Mother Teresa's convent, the Missionaries of Charity, is located in the southern part (but felt like the financial centre) of the city now called Kolkata. Jhoanne and I got down on AJC Bose Road and entered a narrow alley; we then entered a recess in the wall and ended up at the convent.

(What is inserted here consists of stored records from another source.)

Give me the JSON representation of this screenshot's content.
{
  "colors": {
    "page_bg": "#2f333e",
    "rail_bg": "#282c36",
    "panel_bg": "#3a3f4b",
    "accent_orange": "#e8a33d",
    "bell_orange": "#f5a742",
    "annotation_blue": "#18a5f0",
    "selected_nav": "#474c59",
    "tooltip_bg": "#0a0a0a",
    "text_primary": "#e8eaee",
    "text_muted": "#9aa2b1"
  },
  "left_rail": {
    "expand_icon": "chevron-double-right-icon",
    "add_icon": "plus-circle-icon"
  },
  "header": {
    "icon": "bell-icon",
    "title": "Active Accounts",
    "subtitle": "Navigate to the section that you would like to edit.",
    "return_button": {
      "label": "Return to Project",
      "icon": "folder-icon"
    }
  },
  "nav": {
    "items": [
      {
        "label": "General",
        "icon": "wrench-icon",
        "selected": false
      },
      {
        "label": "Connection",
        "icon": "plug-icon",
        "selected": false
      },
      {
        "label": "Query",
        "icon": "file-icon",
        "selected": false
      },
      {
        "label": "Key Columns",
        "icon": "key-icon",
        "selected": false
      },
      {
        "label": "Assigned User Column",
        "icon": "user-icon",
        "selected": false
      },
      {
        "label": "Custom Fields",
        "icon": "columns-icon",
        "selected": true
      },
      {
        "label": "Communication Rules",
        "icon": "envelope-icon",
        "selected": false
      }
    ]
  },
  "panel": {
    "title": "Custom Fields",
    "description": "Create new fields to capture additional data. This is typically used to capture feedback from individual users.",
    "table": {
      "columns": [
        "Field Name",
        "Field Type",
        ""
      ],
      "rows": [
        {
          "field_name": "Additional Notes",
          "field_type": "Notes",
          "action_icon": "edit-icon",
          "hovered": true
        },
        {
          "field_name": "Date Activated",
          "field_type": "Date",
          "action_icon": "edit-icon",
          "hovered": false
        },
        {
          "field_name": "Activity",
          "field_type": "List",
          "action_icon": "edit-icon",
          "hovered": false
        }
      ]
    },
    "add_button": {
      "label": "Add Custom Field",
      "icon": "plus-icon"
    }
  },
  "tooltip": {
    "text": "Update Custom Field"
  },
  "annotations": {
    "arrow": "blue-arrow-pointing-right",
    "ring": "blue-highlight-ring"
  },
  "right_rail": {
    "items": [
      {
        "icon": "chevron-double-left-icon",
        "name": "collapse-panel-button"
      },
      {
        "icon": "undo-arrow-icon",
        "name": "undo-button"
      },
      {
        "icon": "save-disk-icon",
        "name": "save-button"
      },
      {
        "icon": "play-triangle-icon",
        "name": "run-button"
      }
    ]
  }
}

The first floor is where Mother Teresa's tomb is found. I thought that this was the end of our pilgrimage; instead, it turned out to be the beginning of a contemplative evening (at least for me). We were met by nuns who hurried us towards the tomb because we arrived as the convent was closing its doors to visitors. At Mother Teresa's tomb, we encountered a woman who kept wiping and kissing the marble surface of the tomb. She didn't speak; maybe she was in a period of silence. Even though I'm from the Philippines, where the biggest population of Roman Catholics is in Southeast Asia, I'm not used to seeing someone so dedicated to a specific task for someone's tomb. It's as if the dead's been newly laid to rest there. It was a disturbing scene for me because Mother Teresa's been dead for 20 years already. However, who was I to ask how someone manifests his/her faith, right?

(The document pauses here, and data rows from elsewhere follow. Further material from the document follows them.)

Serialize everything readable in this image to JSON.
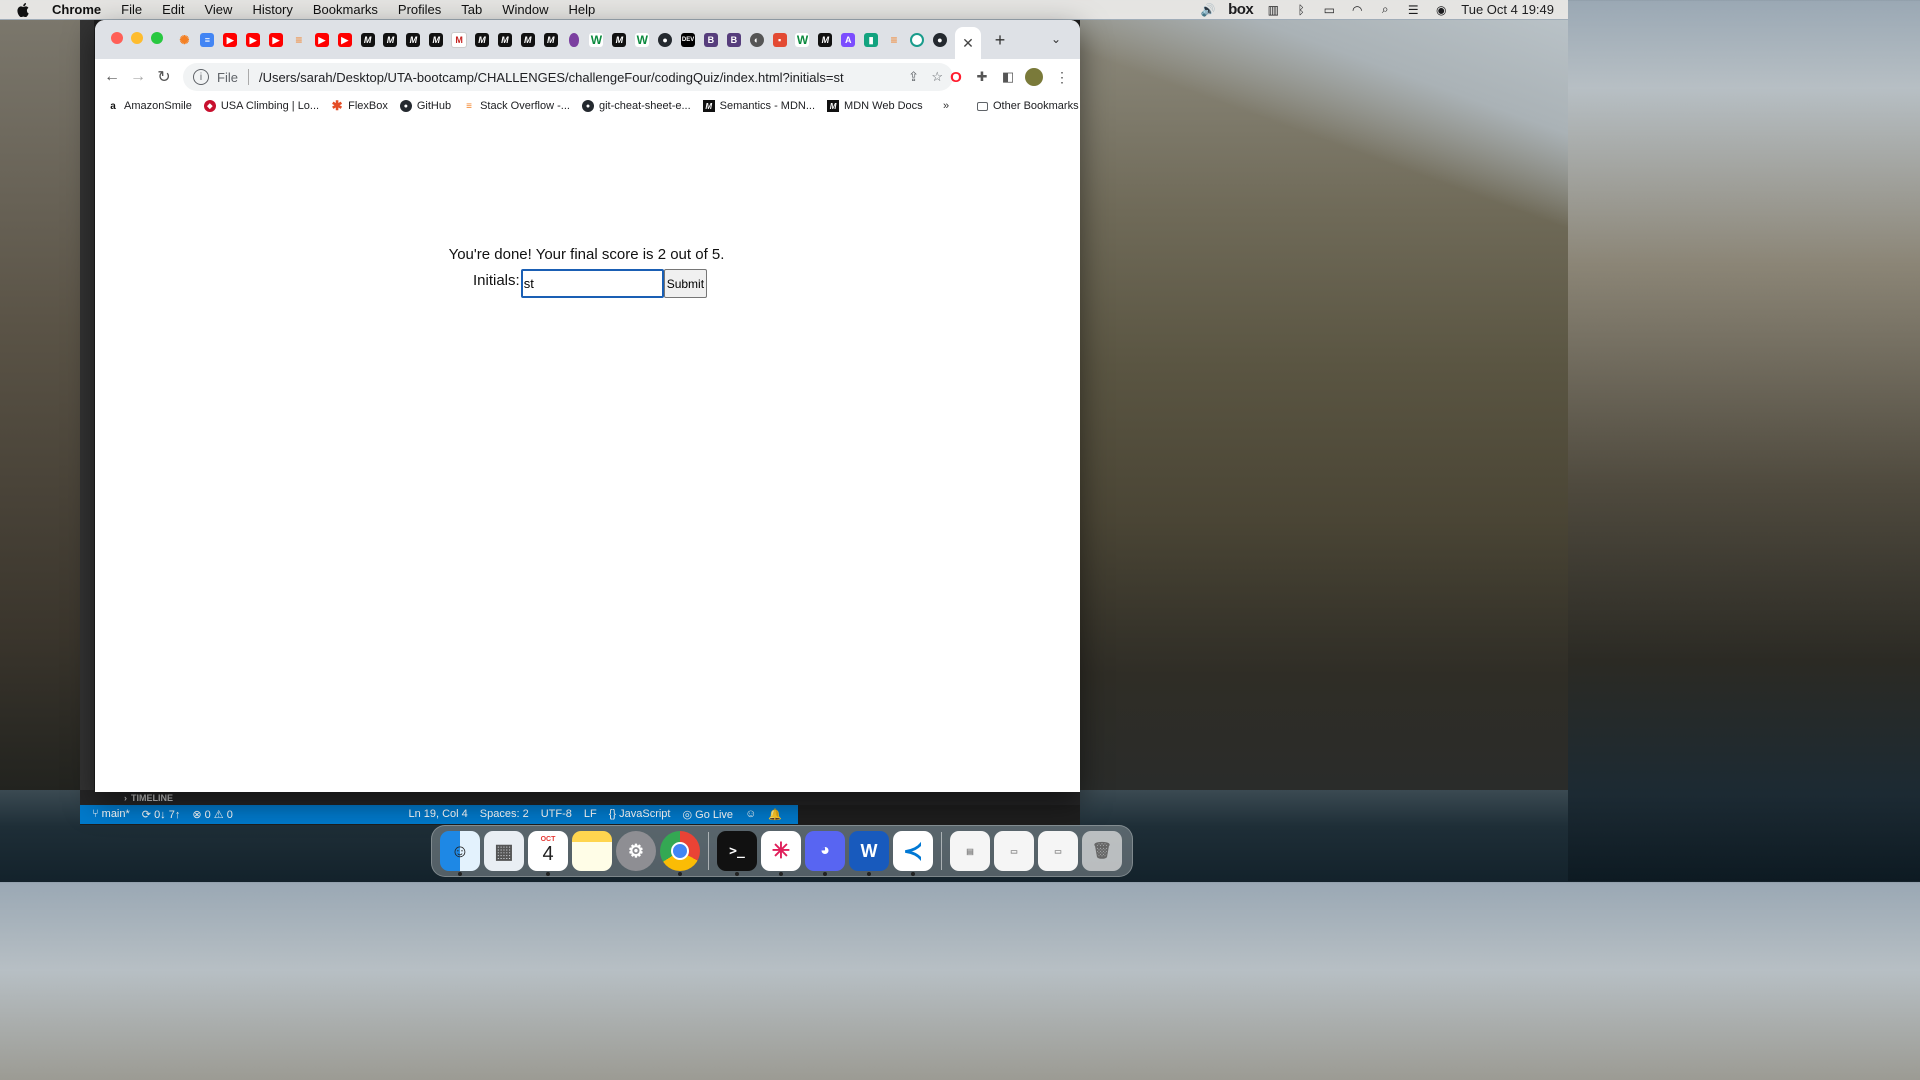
{
  "menubar": {
    "app": "Chrome",
    "items": [
      "File",
      "Edit",
      "View",
      "History",
      "Bookmarks",
      "Profiles",
      "Tab",
      "Window",
      "Help"
    ],
    "box_label": "box",
    "datetime": "Tue Oct 4  19:49"
  },
  "browser": {
    "url_scheme": "File",
    "url": "/Users/sarah/Desktop/UTA-bootcamp/CHALLENGES/challengeFour/codingQuiz/index.html?initials=st",
    "tab_favicons": [
      "sparkle",
      "gdoc",
      "yt",
      "yt",
      "yt",
      "so",
      "yt",
      "yt",
      "mdn",
      "mdn",
      "mdn",
      "mdn",
      "gmail",
      "mdn",
      "mdn",
      "mdn",
      "mdn",
      "onion",
      "w",
      "mdn",
      "w",
      "github",
      "dev",
      "bs",
      "bs",
      "globe",
      "pdf",
      "w",
      "mdn",
      "ai",
      "teal",
      "so",
      "clock",
      "github",
      "mdn"
    ],
    "bookmarks": [
      {
        "label": "AmazonSmile",
        "icon": "amazon-icon"
      },
      {
        "label": "USA Climbing | Lo...",
        "icon": "usa-climbing-icon"
      },
      {
        "label": "FlexBox",
        "icon": "flexbox-icon"
      },
      {
        "label": "GitHub",
        "icon": "github-icon"
      },
      {
        "label": "Stack Overflow -...",
        "icon": "stackoverflow-icon"
      },
      {
        "label": "git-cheat-sheet-e...",
        "icon": "github-icon"
      },
      {
        "label": "Semantics - MDN...",
        "icon": "mdn-icon"
      },
      {
        "label": "MDN Web Docs",
        "icon": "mdn-icon"
      }
    ],
    "more_bookmarks": "»",
    "other_bookmarks": "Other Bookmarks"
  },
  "page": {
    "done_message": "You're done! Your final score is 2 out of 5.",
    "initials_label": "Initials:",
    "initials_value": "st",
    "submit_label": "Submit"
  },
  "vscode": {
    "timeline": "TIMELINE",
    "branch": "main*",
    "sync": "0↓ 7↑",
    "problems": "⊗ 0 ⚠ 0",
    "cursor": "Ln 19, Col 4",
    "spaces": "Spaces: 2",
    "encoding": "UTF-8",
    "eol": "LF",
    "language": "JavaScript",
    "golive": "Go Live"
  },
  "dock": {
    "calendar_month": "OCT",
    "calendar_day": "4"
  }
}
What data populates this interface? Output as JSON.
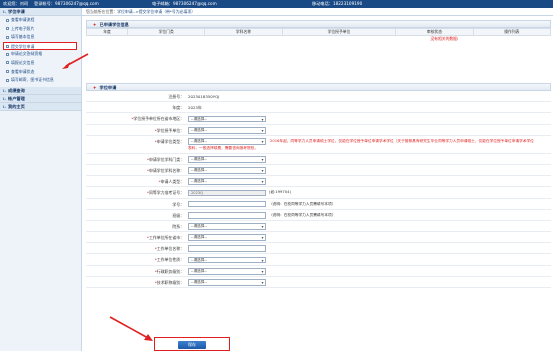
{
  "topbar": {
    "welcome": "欢迎您：刘珂",
    "account": "登录帐号：987306247@qq.com",
    "email": "电子邮箱：987306247@qq.com",
    "phone": "移动电话：18223109190"
  },
  "sidebar": {
    "sections": [
      {
        "label": "学位申请"
      },
      {
        "label": "成绩查询"
      },
      {
        "label": "帐户管理"
      },
      {
        "label": "我的主页"
      }
    ],
    "items": [
      {
        "label": "查看申请流程"
      },
      {
        "label": "上传电子照片"
      },
      {
        "label": "填写基本信息"
      },
      {
        "label": "提交学位申请"
      },
      {
        "label": "申请论文答辩资格"
      },
      {
        "label": "填报论文信息"
      },
      {
        "label": "查看申请状态"
      },
      {
        "label": "填写邮寄、图书证书信息"
      }
    ]
  },
  "breadcrumb": {
    "prefix": "您当前所在位置：",
    "path": "学位申请-->提交学位申请（带*号为必填项）"
  },
  "applied_panel": {
    "title": "已申请学位信息",
    "columns": [
      "年度",
      "学位门类",
      "学科名称",
      "学位授予单位",
      "审核状态",
      "操作列表"
    ],
    "empty_text": "没有相关的数据!"
  },
  "form": {
    "title": "学位申请",
    "fields": [
      {
        "label": "注册号：",
        "required": false,
        "value": "2023018350YQJ"
      },
      {
        "label": "年度：",
        "required": false,
        "value": "2023年"
      },
      {
        "label": "学位授予单位所在省市地区：",
        "required": true,
        "select": "--请选择--"
      },
      {
        "label": "学位授予单位：",
        "required": true,
        "select": "--请选择--"
      },
      {
        "label": "申请学位类型：",
        "required": true,
        "select": "--请选择--",
        "warn": "2016年起，同等学力人员申请硕士学位，仅能在学位授予单位申请学术学位（关于推荐具有研究生毕业同等学力人员申请硕士、仅能在学位授予单位申请学术学位",
        "warn2": "表科，一般选择硕费，需要咨询报考院校。"
      },
      {
        "label": "申请学位学科门类：",
        "required": true,
        "select": "--请选择--"
      },
      {
        "label": "申请学位学科名称：",
        "required": true,
        "select": "--请选择--"
      },
      {
        "label": "申请人类型：",
        "required": true,
        "select": "--请选择--"
      },
      {
        "label": "同等学力准考证号：",
        "required": true,
        "input": "2023Q",
        "hint": "(如:199704)"
      },
      {
        "label": "学号：",
        "required": false,
        "input": "",
        "hint": "（说明：在校同等学力人员需填写本项）"
      },
      {
        "label": "班级：",
        "required": false,
        "input": "",
        "hint": "（说明：在校同等学力人员需填写本项）"
      },
      {
        "label": "院系：",
        "required": false,
        "select": "--请选择--"
      },
      {
        "label": "工作单位所在省市：",
        "required": true,
        "select": "--请选择--"
      },
      {
        "label": "工作单位名称：",
        "required": true,
        "input": ""
      },
      {
        "label": "工作单位性质：",
        "required": true,
        "select": "--请选择--"
      },
      {
        "label": "行政职务级别：",
        "required": true,
        "select": "--请选择--"
      },
      {
        "label": "技术职称级别：",
        "required": true,
        "select": "--请选择--"
      }
    ],
    "save_label": "保存"
  },
  "colors": {
    "header": "#1a4a86",
    "annotation": "#e02020"
  }
}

After visiting the tomb, we were encouraged to visit the vigil that was happening upstairs. Since the Motherhouse is a convent, and my experience of being in one involved collecting my sister's effects from the dormitory (only women were allowed in) at Assumption College, I was surprised to see that men were allowed to participate in the vigil. The laypersons who were also present at vigil must be volunteers; those who tended the sick and the dying along with the nuns. A few minutes in, Jhoanne and I proceeded to leave the convent because we still had to go to a dinner sponsored by Bhojohori Manna, a famous restaurant in the state of West Bengal.

On the ride back to our hotel, the Swiss Hotel Kolkata, I was digesting what I saw. I felt that the  laypersons at the convent were those who were seeking some form of catharsis or those who wanted to be part of something bigger than themselves... after all, they traveled all the way to India even if they could as easily volunteer to help the destitute in their own countries. It was here, particularly in Kolkata, where what they were looking for probably was (or felt tangible). 

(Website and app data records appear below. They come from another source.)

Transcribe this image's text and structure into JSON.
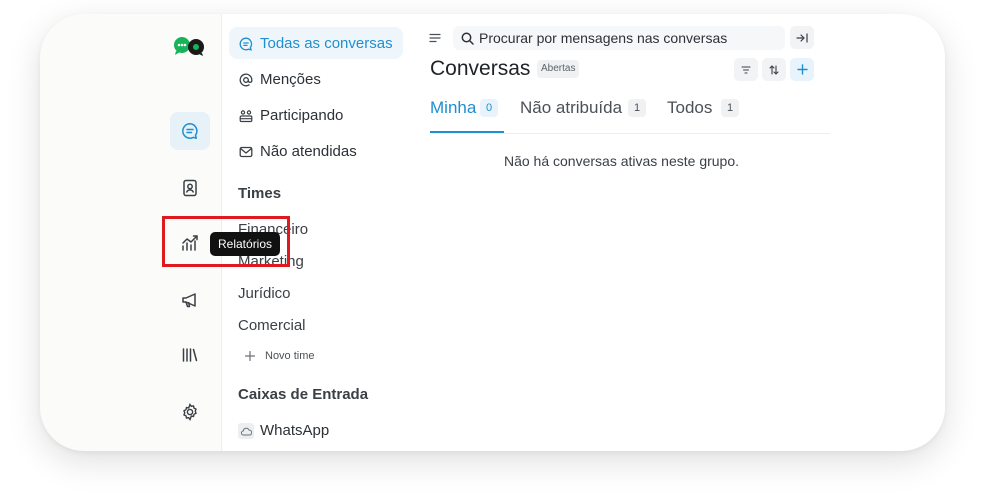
{
  "sidebar_nav": {
    "all_conversations": "Todas as conversas",
    "mentions": "Menções",
    "participating": "Participando",
    "unattended": "Não atendidas"
  },
  "teams": {
    "title": "Times",
    "items": [
      "Financeiro",
      "Marketing",
      "Jurídico",
      "Comercial"
    ],
    "new_team": "Novo time"
  },
  "inboxes": {
    "title": "Caixas de Entrada",
    "items": [
      "WhatsApp"
    ]
  },
  "search": {
    "placeholder": "Procurar por mensagens nas conversas"
  },
  "header": {
    "title": "Conversas",
    "status_badge": "Abertas"
  },
  "tabs": [
    {
      "label": "Minha",
      "count": "0"
    },
    {
      "label": "Não atribuída",
      "count": "1"
    },
    {
      "label": "Todos",
      "count": "1"
    }
  ],
  "empty_state": "Não há conversas ativas neste grupo.",
  "tooltip": "Relatórios",
  "colors": {
    "accent": "#1f8fcf",
    "highlight_border": "#e0191f",
    "logo_green": "#16b35a"
  },
  "icons": {
    "rail": [
      "conversations-icon",
      "contacts-icon",
      "reports-icon",
      "campaigns-icon",
      "library-icon",
      "settings-icon"
    ]
  }
}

It was an emotionally charged experience because it's difficult to feel unmoved after seeing poverty on the streets in this city and then these people trying to do something for the poor, particularly for the untouchables.

Saturday, July 22, 2017

British vibes in Kolkata

It's my first time in Kolkata and Arindam organised a field trip for me and Jhoanne. This city used to be the capital of the British Empire in India, if my memory of Asian history lessons isn't failing me. But it is also widely known as Mother Teresa's territory; her Missionaries of Charity is in the heart of Kolkata, working closely with the poor and the sick... images of poverty in this part of the world has stuck in my head so it's such a surprise to hear again about the British cultural heritage.

Our driver brought us around the city and let us visit the Queen Victoria Memorial (built after Her Royal Highness died) and the St John's Church (the third oldest church in the city). The architecture of the Queen Victoria Memorial is breathtaking. I felt like I wasn't in India, but rather in a European city. On the other hand, St John's reminded me of the churches and the old buildings in Australia. These weren't Roman Catholic churches; hence, the aesthetics didn't include influences from the religion I belong to. Instead, I thought that it reminded me more of the Anglican church I visited in one of my long walks in Brisbane. 

Peppered in the city's older districts are red buildings. I thought it strange that after the aesthetic elegance of the white and taupe structures, we'd come face to face with red buildings. The driver told us that these red buildings used to be government offices during the British colonial period.  I couldn't understand why the British upper lip did not translate to understated and elegant colour choices... instead, they went for one of the most vibrant of all: red.

If I have the opportunity to visit Kolkata again, I plan to sign up on a heritage tour so I could understand the architecture better. An afternoon around this city is just not enough.